- [Your goal] Could you reproduce all of the records exactly?

- [Provided material]
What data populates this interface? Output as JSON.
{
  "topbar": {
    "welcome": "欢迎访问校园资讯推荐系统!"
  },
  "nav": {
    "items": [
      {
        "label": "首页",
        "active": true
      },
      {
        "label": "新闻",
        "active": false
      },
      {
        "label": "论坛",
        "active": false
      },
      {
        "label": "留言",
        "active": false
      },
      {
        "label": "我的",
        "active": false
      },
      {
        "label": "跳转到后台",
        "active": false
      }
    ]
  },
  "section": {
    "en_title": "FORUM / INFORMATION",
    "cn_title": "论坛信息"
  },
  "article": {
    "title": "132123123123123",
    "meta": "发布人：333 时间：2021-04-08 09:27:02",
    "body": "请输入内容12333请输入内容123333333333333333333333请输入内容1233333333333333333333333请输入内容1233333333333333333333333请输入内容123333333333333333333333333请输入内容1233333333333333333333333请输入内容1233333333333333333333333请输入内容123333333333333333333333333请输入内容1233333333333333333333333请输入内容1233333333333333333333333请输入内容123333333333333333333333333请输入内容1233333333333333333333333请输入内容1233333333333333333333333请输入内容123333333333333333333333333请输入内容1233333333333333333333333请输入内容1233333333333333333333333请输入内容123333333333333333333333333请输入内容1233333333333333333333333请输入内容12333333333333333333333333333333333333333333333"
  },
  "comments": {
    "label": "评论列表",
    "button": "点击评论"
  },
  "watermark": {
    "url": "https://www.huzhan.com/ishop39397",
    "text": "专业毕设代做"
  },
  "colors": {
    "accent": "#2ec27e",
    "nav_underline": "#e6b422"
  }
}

- [Reply]
What data populates this interface? Output as JSON.
{
  "topbar": {
    "welcome": "欢迎访问校园资讯推荐系统!"
  },
  "nav": {
    "items": [
      {
        "label": "首页",
        "active": true
      },
      {
        "label": "新闻",
        "active": false
      },
      {
        "label": "论坛",
        "active": false
      },
      {
        "label": "留言",
        "active": false
      },
      {
        "label": "我的",
        "active": false
      },
      {
        "label": "跳转到后台",
        "active": false
      }
    ]
  },
  "section": {
    "en_title": "FORUM / INFORMATION",
    "cn_title": "论坛信息"
  },
  "article": {
    "title": "132123123123123",
    "meta": "发布人：333 时间：2021-04-08 09:27:02",
    "body": "请输入内容12333请输入内容123333333333333333333333请输入内容1233333333333333333333333请输入内容1233333333333333333333333请输入内容123333333333333333333333333请输入内容1233333333333333333333333请输入内容1233333333333333333333333请输入内容123333333333333333333333333请输入内容1233333333333333333333333请输入内容1233333333333333333333333请输入内容123333333333333333333333333请输入内容1233333333333333333333333请输入内容1233333333333333333333333请输入内容123333333333333333333333333请输入内容1233333333333333333333333请输入内容1233333333333333333333333请输入内容123333333333333333333333333请输入内容1233333333333333333333333请输入内容12333333333333333333333333333333333333333333333"
  },
  "comments": {
    "label": "评论列表",
    "button": "点击评论"
  },
  "watermark": {
    "url": "https://www.huzhan.com/ishop39397",
    "text": "专业毕设代做"
  },
  "colors": {
    "accent": "#2ec27e",
    "nav_underline": "#e6b422"
  }
}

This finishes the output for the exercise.